In 2003, Aron Ralston became trapped while hiking alone in Utah’s Greater Canyonlands. A boulder had become dislodged, pinning Ralston’s right arm on a narrow canyon ledge. After six days, Ralston amputated his own hand and walked several miles to help.
Ralston’s trial became well known after it was portrayed in his book, “Between a Rock and a Hard Place,” and the film “127 Hours.” Now a Boulder resident, Ralston recounted his experience with a packed audience at the Boulder Theater on Thursday night. He recounted how the near-death experience gave him a greater appreciation for life, love and family. Using this personal bond to the area, Ralston also used the event to promote protecting Utah’s desert wilderness and to lobby for designating the Greater Canyonlands as a national monument.
“President Obama, with a stroke of his pen, can do this,” Ralston said. “It’s supported by the people of Utah, it’s supported widely among the people who love and cherish the desert.”
Greater Canyonlands includes the redrock canyons, sandstone cliffs and desert landscapes surrounding Canyonlands National Park near Moab, Utah.
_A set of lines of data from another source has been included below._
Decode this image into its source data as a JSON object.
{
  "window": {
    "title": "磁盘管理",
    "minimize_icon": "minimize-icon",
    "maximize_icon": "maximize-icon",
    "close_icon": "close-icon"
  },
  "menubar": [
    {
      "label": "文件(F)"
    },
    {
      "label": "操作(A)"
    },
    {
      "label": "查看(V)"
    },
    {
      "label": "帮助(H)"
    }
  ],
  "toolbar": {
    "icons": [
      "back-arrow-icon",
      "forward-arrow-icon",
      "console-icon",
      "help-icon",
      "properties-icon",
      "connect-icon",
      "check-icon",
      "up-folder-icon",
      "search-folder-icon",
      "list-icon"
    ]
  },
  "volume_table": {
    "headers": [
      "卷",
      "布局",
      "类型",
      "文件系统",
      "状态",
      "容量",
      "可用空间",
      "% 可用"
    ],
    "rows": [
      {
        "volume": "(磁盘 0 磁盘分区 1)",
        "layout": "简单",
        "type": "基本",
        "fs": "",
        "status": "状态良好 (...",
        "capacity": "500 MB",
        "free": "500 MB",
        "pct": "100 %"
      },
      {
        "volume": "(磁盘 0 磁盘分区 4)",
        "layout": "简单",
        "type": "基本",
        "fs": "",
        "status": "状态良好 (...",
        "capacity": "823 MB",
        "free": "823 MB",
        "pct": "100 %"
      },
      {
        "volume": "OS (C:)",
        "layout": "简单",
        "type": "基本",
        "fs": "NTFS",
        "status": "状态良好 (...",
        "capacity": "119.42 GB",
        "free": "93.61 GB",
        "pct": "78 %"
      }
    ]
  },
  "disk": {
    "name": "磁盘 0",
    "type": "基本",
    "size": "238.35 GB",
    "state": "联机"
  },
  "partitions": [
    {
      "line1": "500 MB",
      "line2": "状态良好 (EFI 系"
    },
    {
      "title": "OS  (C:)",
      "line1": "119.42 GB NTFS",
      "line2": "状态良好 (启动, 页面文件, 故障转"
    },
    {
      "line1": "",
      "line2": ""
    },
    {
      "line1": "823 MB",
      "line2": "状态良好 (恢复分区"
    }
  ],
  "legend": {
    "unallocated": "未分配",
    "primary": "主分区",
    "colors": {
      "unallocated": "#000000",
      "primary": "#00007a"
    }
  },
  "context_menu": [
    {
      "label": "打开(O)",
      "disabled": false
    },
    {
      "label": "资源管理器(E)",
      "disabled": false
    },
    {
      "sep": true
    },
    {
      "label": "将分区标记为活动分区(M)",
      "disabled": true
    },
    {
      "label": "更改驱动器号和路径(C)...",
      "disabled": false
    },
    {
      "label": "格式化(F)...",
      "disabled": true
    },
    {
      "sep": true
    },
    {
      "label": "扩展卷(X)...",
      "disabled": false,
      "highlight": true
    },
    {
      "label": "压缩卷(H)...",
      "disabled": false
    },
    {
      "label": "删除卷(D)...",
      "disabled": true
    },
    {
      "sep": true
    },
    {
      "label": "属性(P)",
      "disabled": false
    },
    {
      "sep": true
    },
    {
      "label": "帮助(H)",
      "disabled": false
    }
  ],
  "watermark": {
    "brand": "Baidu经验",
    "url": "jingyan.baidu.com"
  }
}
President Barak Obama can designate the area as a national monument through the American Antiquities Act of 1906.
President Herbert Hoover designated Arches National Monument in 1929 (Congress changed it to a national park in 1971). President Bill Clinton designated Grand Staircase Escalante National Monument in 1996.
The event’s sponsors, the Southern Utah Wilderness Alliance and its Colorado affiliates, CU Wild and ColorUWild, hope political pressure from this year’s election will provide the motivation Obama needs to protect the area from threat.
“We just need to give him the political coverage and courage to make it happen,” Ralston said.
Ralston and interest groups highlight oil and gas development as a major threat to wilderness. And Ralston noted that this issue isn’t limited just to Utah. He’s also working to get a half-million acre area in Central Colorado protected as wilderness.
“These places, they’re under threat,” Ralston said, showing an aerial photograph pock-marked with oil and gas wells on Interstate 70 near Glenwood Canyon. “We don’t have to do this to every last place. Let it be in the interstate corridor, but I don’t want to see it out here,” Ralston said, switching to a photograph of Utah’s Bluejohn Canyon. “I take it personally.”
Bluejohn Canyon is where Ralston became trapped and nearly lost his life.
Ralston also discussed damage from rampant off-road vehicle use as a threat to wilderness.
“A couple of us going out on a four-wheeler to ride through a riparian area — you do untold damage,” Ralston said, showing photographs of vehicles driving through desert streams. “It’s not because people are bad for doing this. It’s because the management plans that allow this to happen don’t take into account how fragile the ecosystems are.”
The U.S. Bureau of Land Management, which manages nearly half of the entire state of Utah and the entire Greater Canyonlands area, is responsible for creating these management plans.
“I actually met Aron Ralston about a five years ago, his speech was so powerful,” said Boulder resident Angela McDevitt. “I think it’s great what he’s doing – giving his time for free … trying to protect the Greater Canyonlands. I hope it spreads like wildfire to people so we can save these places.”
McDevitt frequently visits the Moab area for hiking and mountain biking.
“It was amazing,” said Conor Pascale, a resident of Westminster. Pascale hasn’t visited the Greater Canyonlands area, but saw “127 Hours” and appreciated Ralston’s story. “I actually read about him in the newspaper before the movie came out … I just had to meet him in real life,” said Pascale.
“This is what I’ve put on myself,” Ralston said. “For what it has given me, for what it has shown me, for what it has given all of us. This isn’t just my story; this is all of our stories.”